Award-Winning Cancer Nanotechnology Entrepreneur Credits His Scientific Start to ARL
As Camilo Vanegas, an HCPSS alumnus, works toward completing graduate school at the University of Maryland (UMB) School of Medicine, he’s also moving forward with his award-winning startup, Nanobernetics. His business is working to offer a device that detects chronic myeloid leukemia, a type of cancer with a high relapse rate.
Vanegas’ “innate curiosity about everything” originally drew him to science. It wasn’t until his time at Atholton High School, however, that he discovered the opportunities available at the HCPSS Applications and Research Laboratory (ARL) and the scientific world outside the classroom. Vanegas said, “ARL’s Biotechnology Career Academy really showed me how to think like a scientist and how being a scientist in a lab is much different than being a science student in a classroom. It’s something that’s followed me my whole life.”
After graduating from Atholton, Vanegas attended the University of Maryland, College Park (UMCP), ultimately earning a Bachelor of Science in kinesiology.
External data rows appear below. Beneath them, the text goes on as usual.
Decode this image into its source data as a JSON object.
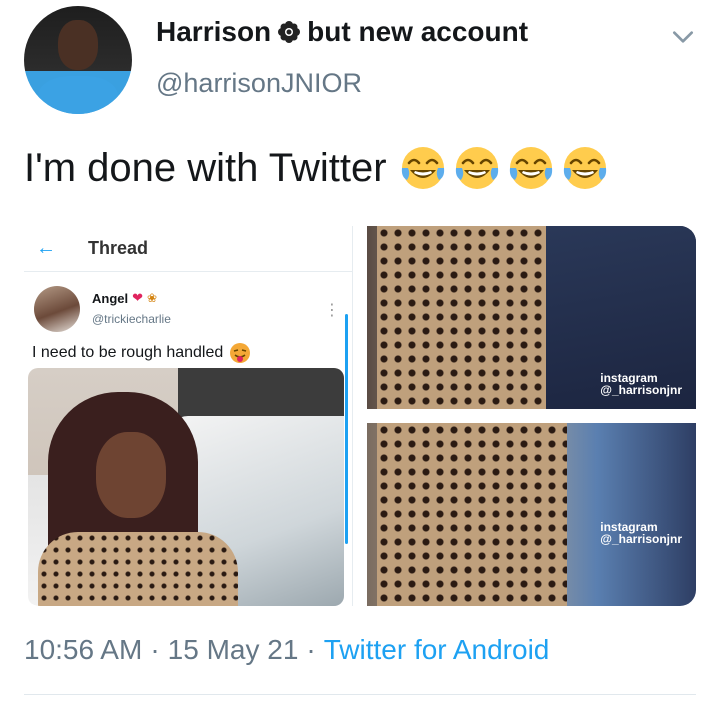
{
  "tweet": {
    "author": {
      "display_name_part1": "Harrison",
      "display_name_part2": "but new account",
      "handle": "@harrisonJNIOR",
      "flower_icon": "flower-icon"
    },
    "text": "I'm done with Twitter",
    "emojis": [
      "face-with-tears-of-joy",
      "face-with-tears-of-joy",
      "face-with-tears-of-joy",
      "face-with-tears-of-joy"
    ],
    "time": "10:56 AM",
    "separator": "·",
    "date": "15 May 21",
    "source": "Twitter for Android"
  },
  "media": {
    "screenshot": {
      "header_title": "Thread",
      "author_name": "Angel",
      "author_handle": "@trickiecharlie",
      "post_text": "I need to be rough handled"
    },
    "watermark_top": "instagram\n@_harrisonjnr",
    "watermark_bottom": "instagram\n@_harrisonjnr"
  },
  "colors": {
    "link": "#1da1f2",
    "secondary_text": "#657786",
    "primary_text": "#14171a"
  }
}
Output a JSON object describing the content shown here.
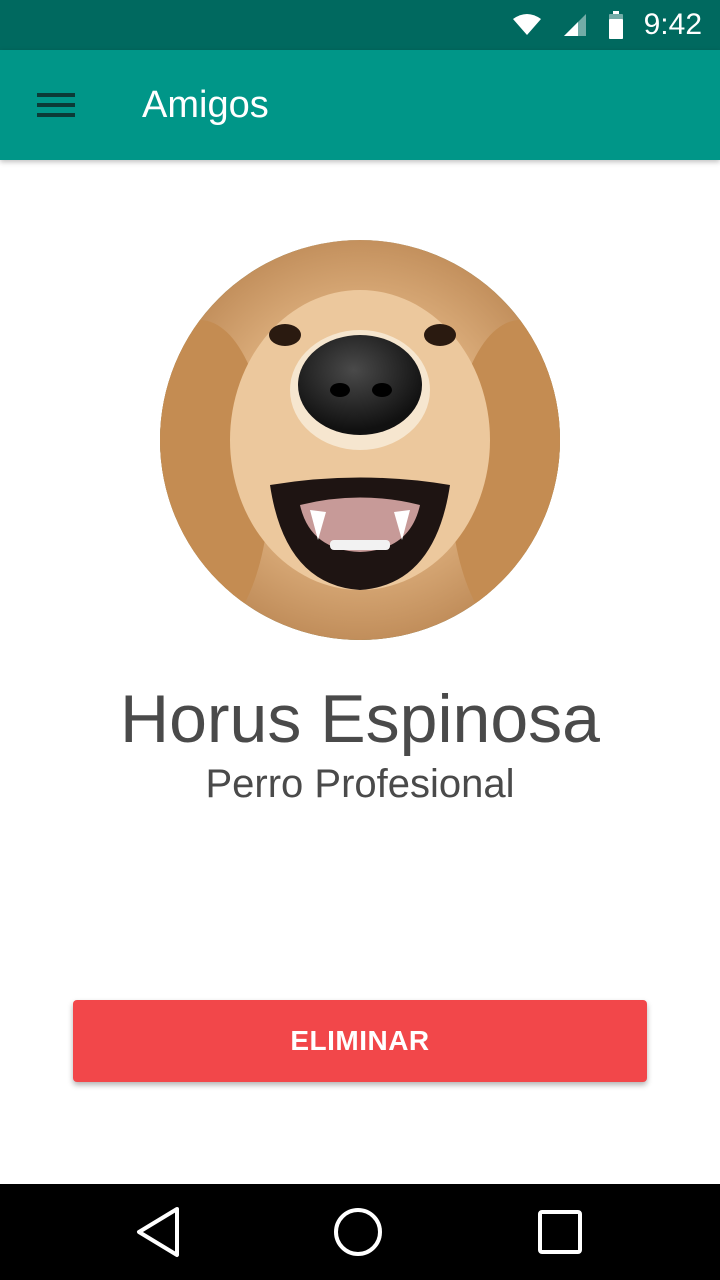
{
  "status_bar": {
    "time": "9:42",
    "icons": [
      "wifi-icon",
      "cell-signal-icon",
      "battery-icon"
    ]
  },
  "app_bar": {
    "title": "Amigos",
    "menu_icon": "hamburger-menu-icon",
    "color": "#009688"
  },
  "profile": {
    "avatar": "golden-retriever-photo",
    "name": "Horus Espinosa",
    "subtitle": "Perro Profesional"
  },
  "actions": {
    "delete_label": "ELIMINAR",
    "delete_color": "#f2474a"
  },
  "nav_bar": {
    "icons": [
      "back-icon",
      "home-icon",
      "recents-icon"
    ]
  }
}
There he developed a passion for improving people’s lives and decided to attend the Graduate Program in Life Sciences at UMB. He is currently a fourth-year Ph.D. candidate in the Molecular Medicine program working on understanding the mechanisms behind skeletal muscle movement and disease.
While in college, Vanegas also became interested in entrepreneurship, taking available classes at UMCP. He became more determined to learn about starting a business as part of an international competition called the Nanotechnology Startup Challenge in Cancer. The competition is an accelerator program that gives participants access to technology invented within the National Institutes of Health.
This past year, Vanegas and his partner were one of 10 winning teams in the challenge, receiving support for Nanobernetics. Their chronic myeloid leukemia detection device is in the license application process. Once NIH has licensed it for medical use, the startup will construct prototypes.
“We’re using carbon nanotubes to directly detect a biological target by coupling it with electrical properties. My graduate project had to do with electrophysiology, so I’ve had to learn about electricity and its unique relationship with biology. I’ve always loved technology, and the development of carbon nanotubes/graphene is exponentially increasing,” he explained.
Vanegas now serves on the ARL Biotechnology Academy Board of Advisors. It’s a way for him to give back to the program that did so much for him. “If I could beg every student to come here and learn here, I would. With the tools that you learn here, you can actually go about contributing to scientific knowledge. I can’t credit this place more for how my career turned out,” Vanegas concluded.